Steve Jobs was a great entrepreneur who made a huge impact on society. He changed human communication globally and ushered in a new technological wave. People often refer to his reality distortion field (RDF) when describing his work style and discussing why he was able to achieve such great success. Steve had vision and translated it into successful products. He did what most entrepreneurs aim to do, but at a larger-than-life level.

Entrepreneurs are innovators. Part of innovating is figuring out how to make the impossible possible and convincing others to believe. In some instances it works out. In others it doesn’t. When it works out it’s joyous and amazing. When it doesn’t, it can be crushing, and this is when  it’s more important than ever for entrepreneurs to step up. The team needs it.

I’m not Steve Jobs, but I’ve had my RDF moments. I had a vision for my company, but there were huge obstacles. I convinced our team we could figure out how to push through them. I give them credit for believing and supporting me. Unfortunately, some of those obstacles were insurmountable and we failed. I failed because I underestimated the challenge.

Acknowledging these failures and taking ownership as the leader were some of my biggest learning moments. It was painful and something I hated doing, but I did it anyway. I didn’t realize it at the time, but this was invaluable. By acknowledging my shortcomings, I showed the team that it was OK to not be right all the time. I noticed that when I opened up about what I missed or got wrong, others chimed in with what they’d learned from the experience. It started a reflective team conversation. I view reflection as critical to gaining wisdom.

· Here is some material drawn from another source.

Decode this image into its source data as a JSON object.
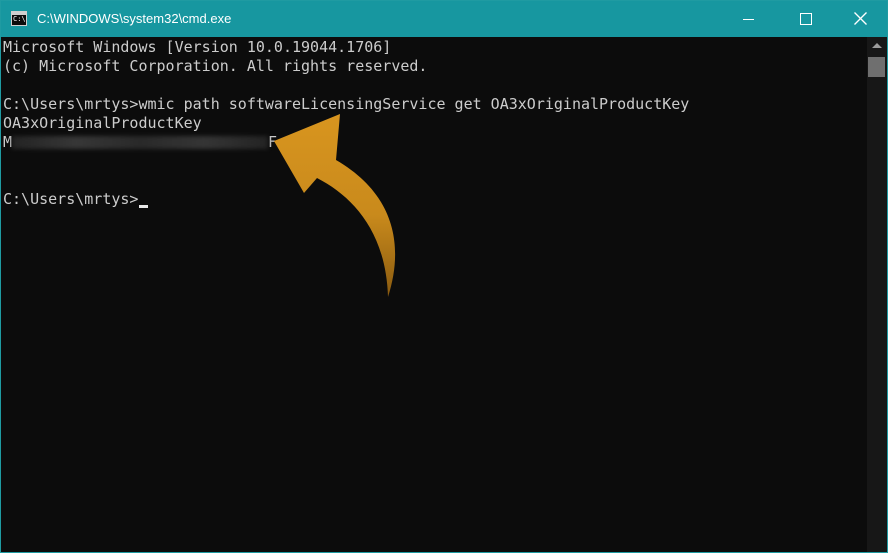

I also apologized for my shortcomings. My team put so much into these efforts that it was devastating when they didn’t pan out. The apology acknowledged their efforts but also helped us move past the experience as a team. Apologies are simple, but they can be powerful. They can quickly remove the tension from situations.

If you’re working with others on something and it doesn’t go well, consider acknowledging your part in the failure. It’s likely to be painful but also an amazing growth and bonding opportunity!